In full and without alteration, write out the data below.

----

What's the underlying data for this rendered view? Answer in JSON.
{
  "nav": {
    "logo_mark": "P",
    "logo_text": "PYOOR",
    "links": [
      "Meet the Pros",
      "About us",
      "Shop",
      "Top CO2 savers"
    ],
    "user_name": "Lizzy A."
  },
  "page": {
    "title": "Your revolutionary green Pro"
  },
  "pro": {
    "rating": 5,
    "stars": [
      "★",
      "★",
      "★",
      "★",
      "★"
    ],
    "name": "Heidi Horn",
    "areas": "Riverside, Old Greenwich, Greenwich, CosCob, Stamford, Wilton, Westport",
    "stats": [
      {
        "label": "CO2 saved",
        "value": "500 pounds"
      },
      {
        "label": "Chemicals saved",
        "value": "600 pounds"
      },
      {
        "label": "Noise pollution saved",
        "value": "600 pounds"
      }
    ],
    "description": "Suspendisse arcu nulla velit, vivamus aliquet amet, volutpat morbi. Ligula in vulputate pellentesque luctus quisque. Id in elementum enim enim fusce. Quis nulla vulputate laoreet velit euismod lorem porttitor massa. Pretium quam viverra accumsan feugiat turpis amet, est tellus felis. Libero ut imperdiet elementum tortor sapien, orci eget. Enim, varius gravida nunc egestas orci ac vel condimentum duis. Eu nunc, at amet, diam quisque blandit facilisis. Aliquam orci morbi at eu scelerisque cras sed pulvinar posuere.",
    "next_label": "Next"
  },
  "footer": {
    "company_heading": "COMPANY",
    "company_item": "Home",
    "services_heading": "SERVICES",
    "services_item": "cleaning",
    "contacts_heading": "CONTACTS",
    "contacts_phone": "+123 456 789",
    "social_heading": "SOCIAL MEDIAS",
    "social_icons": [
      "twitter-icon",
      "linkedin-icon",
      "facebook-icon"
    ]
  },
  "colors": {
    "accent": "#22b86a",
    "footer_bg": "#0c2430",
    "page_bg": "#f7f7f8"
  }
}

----

Solved exercise:
What's the underlying data for this rendered view? Answer in JSON.
{
  "nav": {
    "logo_mark": "P",
    "logo_text": "PYOOR",
    "links": [
      "Meet the Pros",
      "About us",
      "Shop",
      "Top CO2 savers"
    ],
    "user_name": "Lizzy A."
  },
  "page": {
    "title": "Your revolutionary green Pro"
  },
  "pro": {
    "rating": 5,
    "stars": [
      "★",
      "★",
      "★",
      "★",
      "★"
    ],
    "name": "Heidi Horn",
    "areas": "Riverside, Old Greenwich, Greenwich, CosCob, Stamford, Wilton, Westport",
    "stats": [
      {
        "label": "CO2 saved",
        "value": "500 pounds"
      },
      {
        "label": "Chemicals saved",
        "value": "600 pounds"
      },
      {
        "label": "Noise pollution saved",
        "value": "600 pounds"
      }
    ],
    "description": "Suspendisse arcu nulla velit, vivamus aliquet amet, volutpat morbi. Ligula in vulputate pellentesque luctus quisque. Id in elementum enim enim fusce. Quis nulla vulputate laoreet velit euismod lorem porttitor massa. Pretium quam viverra accumsan feugiat turpis amet, est tellus felis. Libero ut imperdiet elementum tortor sapien, orci eget. Enim, varius gravida nunc egestas orci ac vel condimentum duis. Eu nunc, at amet, diam quisque blandit facilisis. Aliquam orci morbi at eu scelerisque cras sed pulvinar posuere.",
    "next_label": "Next"
  },
  "footer": {
    "company_heading": "COMPANY",
    "company_item": "Home",
    "services_heading": "SERVICES",
    "services_item": "cleaning",
    "contacts_heading": "CONTACTS",
    "contacts_phone": "+123 456 789",
    "social_heading": "SOCIAL MEDIAS",
    "social_icons": [
      "twitter-icon",
      "linkedin-icon",
      "facebook-icon"
    ]
  },
  "colors": {
    "accent": "#22b86a",
    "footer_bg": "#0c2430",
    "page_bg": "#f7f7f8"
  }
}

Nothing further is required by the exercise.